*** Opening of Extracted material ***

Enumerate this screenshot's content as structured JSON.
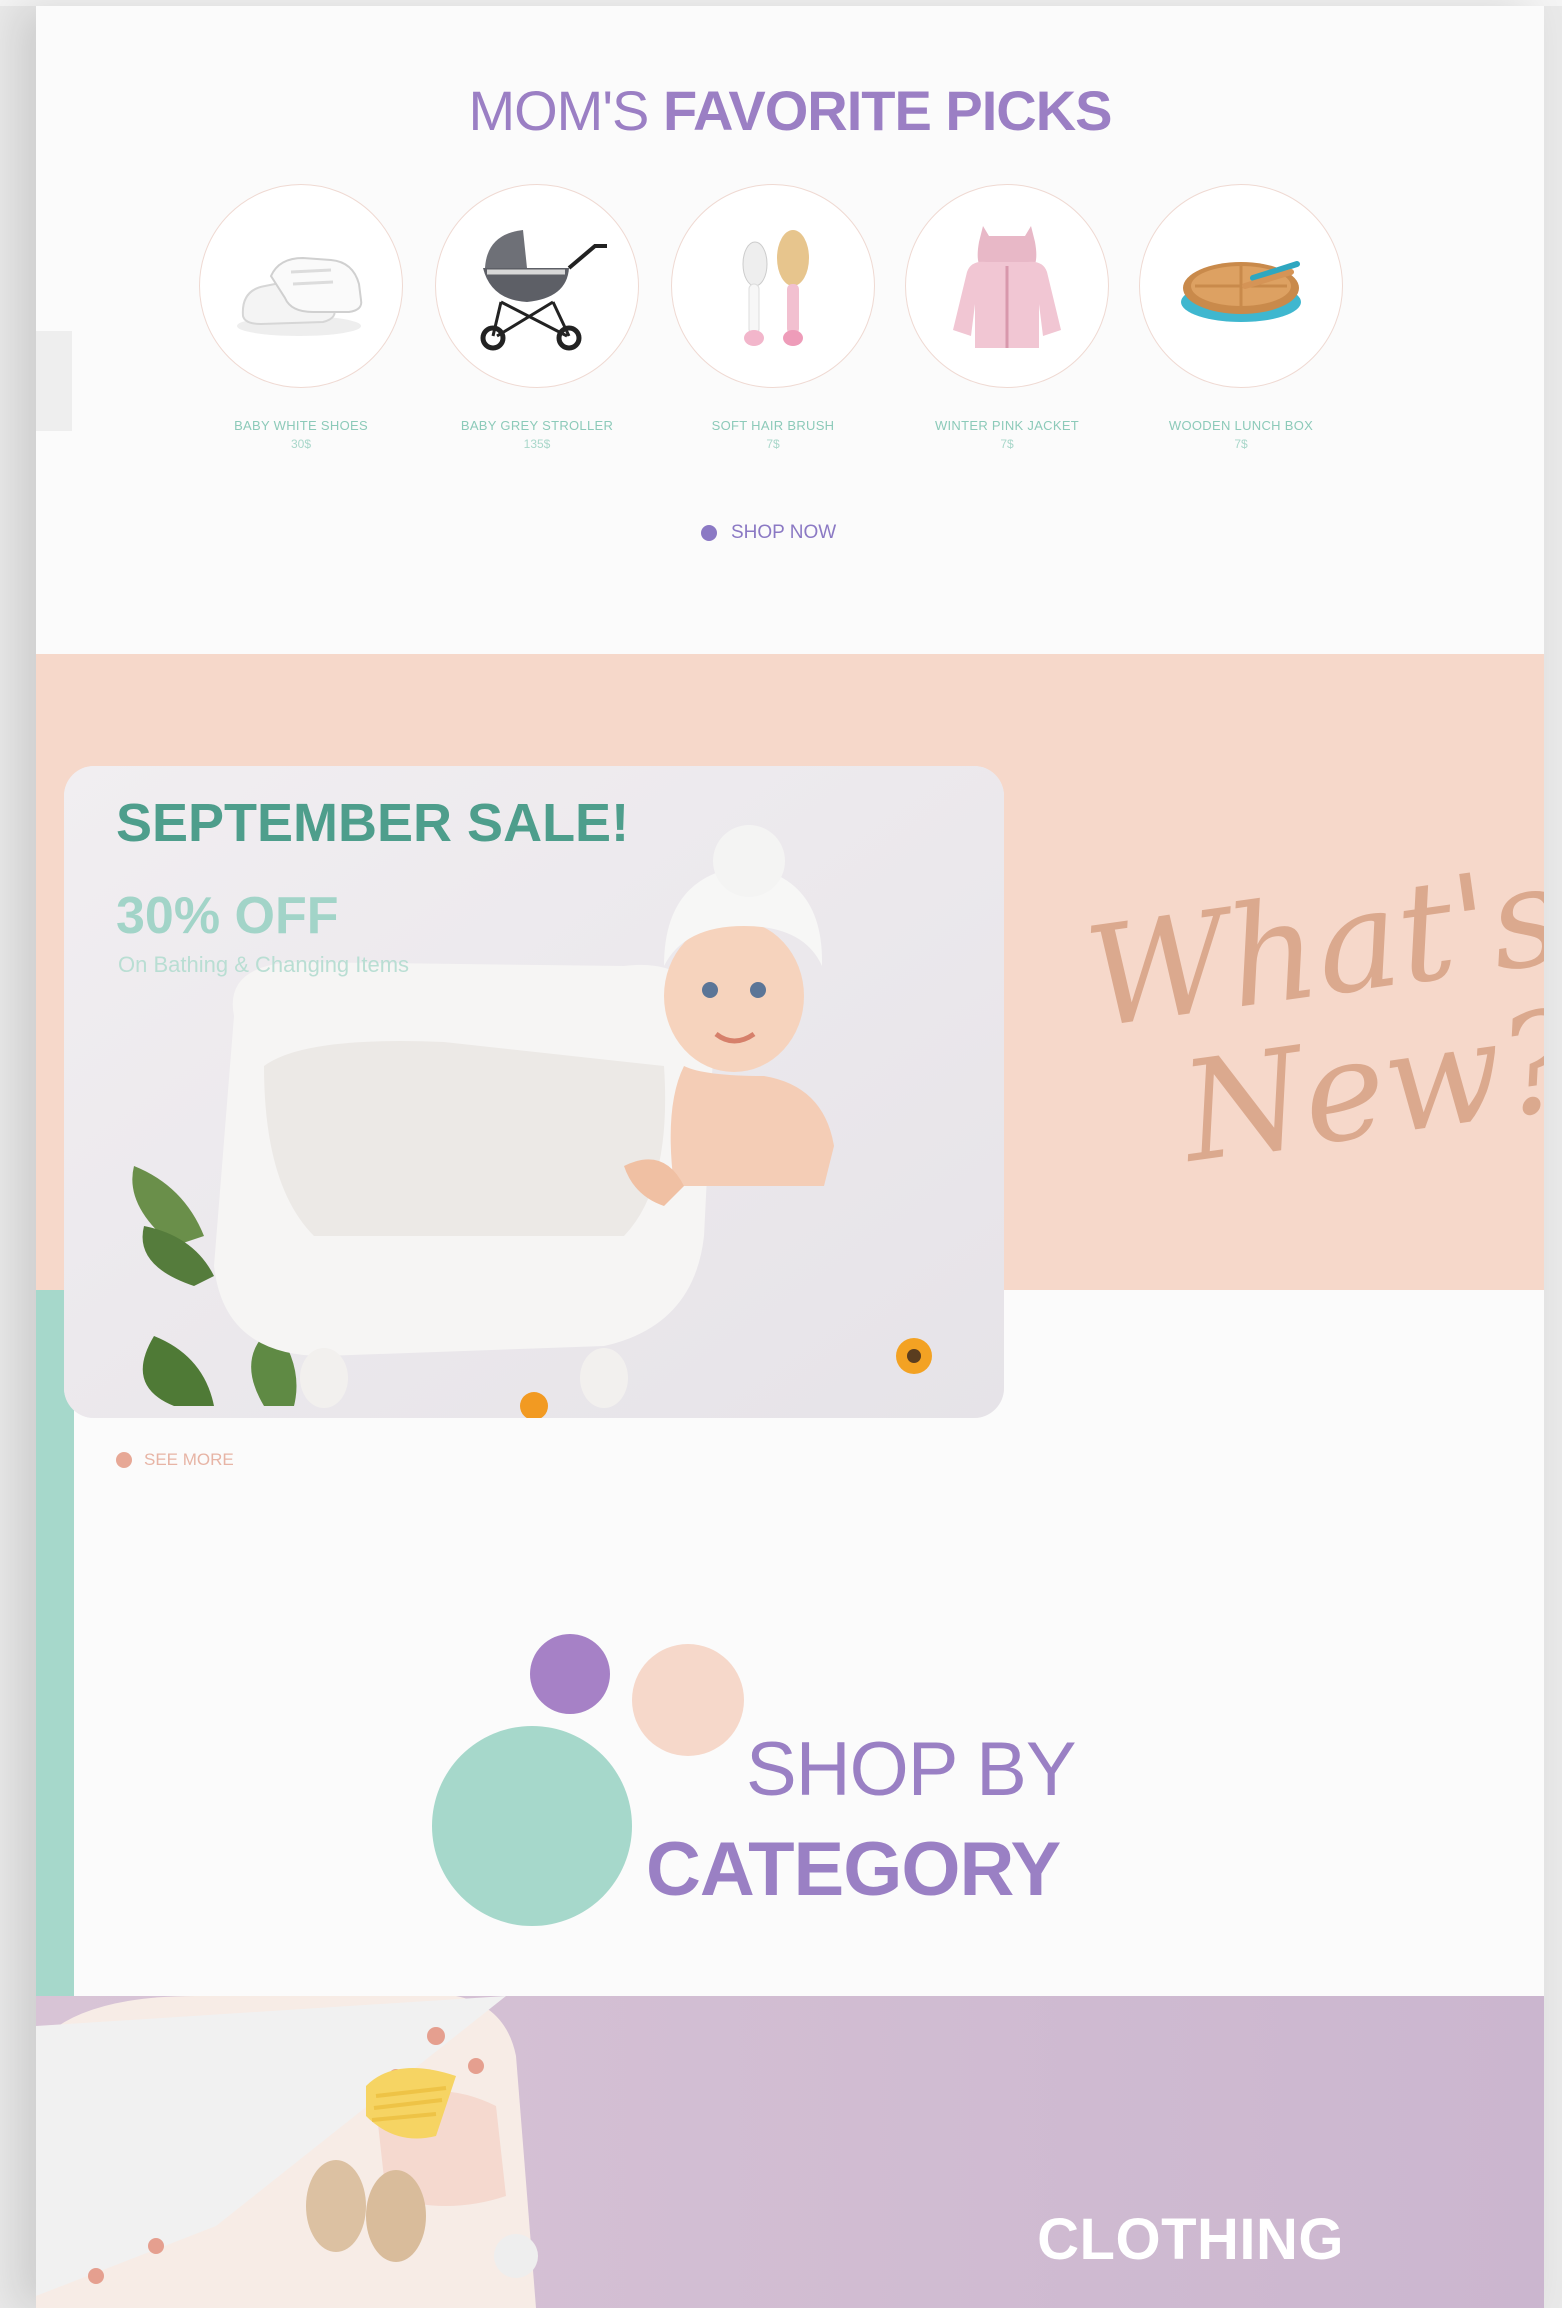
{
  "favorites": {
    "title_light": "MOM'S",
    "title_bold": "FAVORITE PICKS",
    "items": [
      {
        "name": "BABY WHITE SHOES",
        "price": "30$",
        "icon": "baby-shoes-icon"
      },
      {
        "name": "BABY GREY STROLLER",
        "price": "135$",
        "icon": "stroller-icon"
      },
      {
        "name": "SOFT HAIR BRUSH",
        "price": "7$",
        "icon": "hair-brush-icon"
      },
      {
        "name": "WINTER PINK JACKET",
        "price": "7$",
        "icon": "pink-jacket-icon"
      },
      {
        "name": "WOODEN LUNCH BOX",
        "price": "7$",
        "icon": "lunch-box-icon"
      }
    ],
    "cta_label": "SHOP NOW"
  },
  "sale": {
    "title": "SEPTEMBER SALE!",
    "discount": "30% OFF",
    "subtitle": "On Bathing & Changing Items",
    "cta_label": "SEE MORE"
  },
  "whats_new": {
    "line1": "What's",
    "line2": "New?"
  },
  "category": {
    "line1": "SHOP BY",
    "line2": "CATEGORY"
  },
  "clothing": {
    "label": "CLOTHING"
  },
  "colors": {
    "purple": "#9b7fc4",
    "teal": "#a6d8cb",
    "peach": "#f6d8ca",
    "lilac": "#d3bfd4"
  }
}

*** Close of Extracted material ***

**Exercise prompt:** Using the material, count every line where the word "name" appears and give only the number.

**Output below:** 5